  • The Make Your Dialogue Count survey was conducted by Harris Poll on behalf of Novartis between June 20 and August 22, 2014. A total of 359 surveys were collected among women 21 years+ living with advanced breast cancer in addition to 234 caregivers of women with advanced breast cancer and 252 licensed oncologists who treat at least five advanced breast cancer patients per month within the United States. Novartis conducted the survey with guidance from oncologists, patient advocacy experts and a psychologist to better understand the dialogue around treatment goals and decisions that takes place among advanced breast cancer patients, caregivers and oncologists.
  • Main survey findings show communication gaps exist in discussions between patients and oncologists, particularly around treatment plans and goals.
  • 89% of patients and 76% of oncologists said that it’s important or very important to discuss long-term treatment plans beyond the current recommended treatment at their initial advanced breast cancer diagnosis. Yet, 43% of patients reported that this did not take place.
  • 70% of patients and 65% of oncologists said that it’s important or very important to refer patients to support services at their initial advanced breast cancer diagnosis. Yet, only 36% of patients reported that this was something their doctor did.

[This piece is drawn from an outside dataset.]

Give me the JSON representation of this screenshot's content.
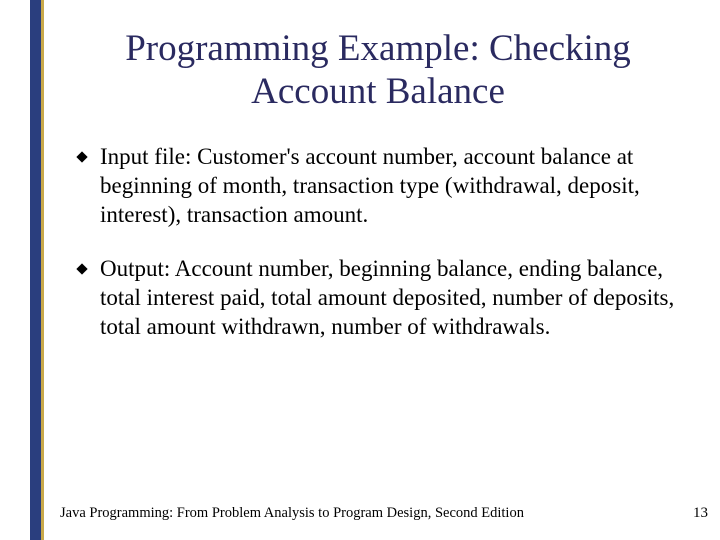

  • 23% of oncologists said that at times their emotions have kept them from sharing certain information with their advanced breast cancer patients, and 27% of oncologists said that, in certain situations, they do not discuss with patients the fact that advanced breast cancer is incurable.
Author Interviews, Cancer Research, JAMA / 25.08.2016

MedicalResearch.com Interview with: [caption id="attachment_27281" align="alignleft" width="160"]Dr. Aaron Mitchell MD Hematology/Oncology Fellow University North Carolina Dr. Aaron Mitchell[/caption] Dr. Aaron Mitchell MD Hematology/Oncology Fellow University North Carolina MedicalResearch.com: What is the background for this study? Response: It is well known that many physicians work with the pharmaceutical industry. In some cases, this can create conflicts of interest with physicians' other responsibilities. The Open Payments law, passed as part of the Affordable Care Act, recently made these relationships public, which now allows us to study them more systematically.
Author Interviews, CT Scanning, Lancet, Medical Imaging, MRI, Pediatrics, Stanford / 20.02.2014

Dr Heike Daldrup-Link Associate Professor of Radiology Stanford University School of Medicine, Palo AltoMedicalResearch.com: Interview with: Dr Heike Daldrup-Link Associate Professor of Radiology Stanford University School of Medicine, Palo Alto   MedicalResearch.com: What are the main findings of the study? Answer: We use magnetic resonance imaging, a technology based on magnetic fields rather than radiotracers or x-rays. The underlying technology is not new – it has been used for tumor staging for many years. This is an advantage as MR scanners are available in nearly every major Children’s Hospital where children with cancer are treated. What is new about our approach is that we combined anatomical and functional images, similar to current approaches that use radiotracers and CT (PET/CT):  We first acquired scans that showed the anatomy of the patient very well and we then acquired scans that depict tumors as bright spots with little or no background information. We did that by using an iron supplement as a contrast agent: The iron supplement can be detected by the MRI magnet and improved tumor detection and vessel delineation MR scans. We then fused the anatomical scans with the tumor scans.